    Because I'm human, dammit! This is what we do.

  • Um, no, Swordsbane at 42, unless you have some really revolutionary ideas, All spacecraft will be manufactured on Earth and launched out of Earth orbit. There may be recoverable water on Earth's moon, but we are far from ready to mine it for cosmic ray shielding. As far as 2001, A Space Odessy-style space stations or space ships, it takes a ridiculously large radius for a spinning-induced pseudo-gravity to be effective without inducing nausea in most people.

    Get a grip. Space travel today is not like Star Trek or Star Wars (both, notably, sci-fi) or other convenient fiction. Sustained, self-contained, microgravity travel outside of the Earth's gravity well and magneto-sphere is no easy task. Before you sign up for space travel, try living in a camper van for six months without any stops.

  • @swordsbane:

    This is not new technology. This is designing space craft the right way, instead of designing them to be light enough to lift from the surface of Earth which currently requires more than half the fuel required for the entire mission.

    If it hasn't been built-yet, then it doesn't even qualify as technology. Its only design.

    In any case, my point wasn't about space-travel, per se. My point was that, for the first off-world colonists, be they on Mars, an Asteroid, a space-station or where-ever, life. will. suck.

    Imagine spending the rest of your life living in a small office building with no windows or doors, where the smallest technical failure means death, where your ecosystem is so small and fragile that its in constant danger of collapsing or spinning wildly out of control.

    And, as an extra added bonus, all the people out there with you - were crazy enough to be out there with you.

    No thanks. I'll wait for Space-colonization 2.0


  • Terra firma for me; endless days of monotony, depravation, tedium and inconvenience on top of substantial risk would not result in a big enough pay off for missing the company of family, friends and the endless earth bound experiences that would be sacrificed. Not to mention the King Kong size carbon footprint these little jaunts leave behind.

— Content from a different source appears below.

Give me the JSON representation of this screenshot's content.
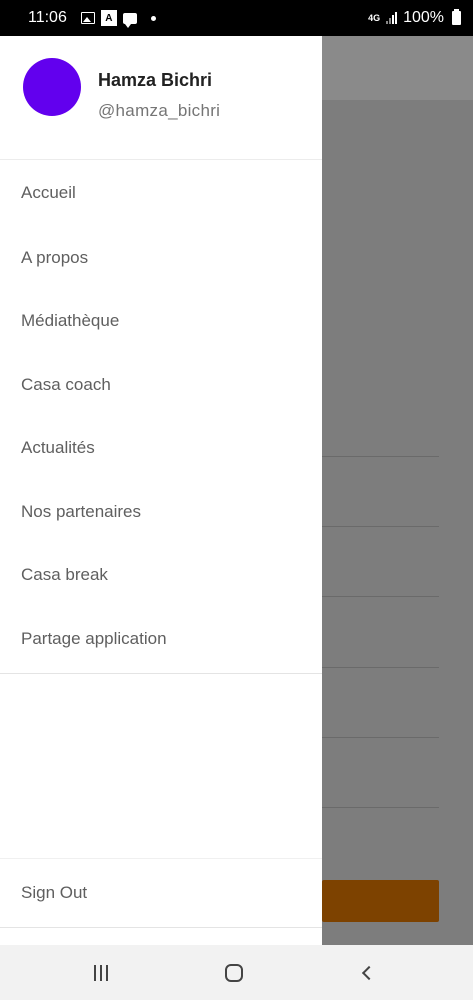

  • I would go, especially if there were a colonization aspect. Of course, my partner says he would not - so there's that complication, but personally, I'd want to.

  • I would go, but only if they promised me hot chicks (Skepchicks, of course) when I got there - wherever "there" is. Just the thought of stepping onto another world (with hot chicks) is so exciting I could deal with all the monotony, tedium and risk.

    And did I mention the hot chicks? :-)

  • I want to say yes, but I will freely confess: I have problems watching Apollo 13 without getting the massive heebie-jeebies. Every time they pull out to a shot of that tiny little capsule with its very, very, very thin walls surrounded by all that space? Those miles and miles of stray hydrogen atoms that can't even see their neighbors? My testicles try to crawl up in my abdomen and part of my mind starts to gibber uncontrollably.

    If we're talking an "end of the world" scenario, I like to think that I would let someone else take my place. Don't get me wrong... I'm pretty awesome. But I'm also single, with no children, and possessing a skill set that's fairly repeatable; about the main thing I have going for me in a survival situation is that I've read a lot of post-apocalyptic fiction, giving me some ideas to work from.

  • I'd go if there was 100% chance I wouldn't get back.
    As long as someone is willing to take care of my pets, color me gone.

  • I love space. It fascinates me but I would never NEVER venture into it -- that shit scares me to no end. I can barely fly, you think I am going to go farther?


    Now, would I love it if more people could go and explore and bring me back the information?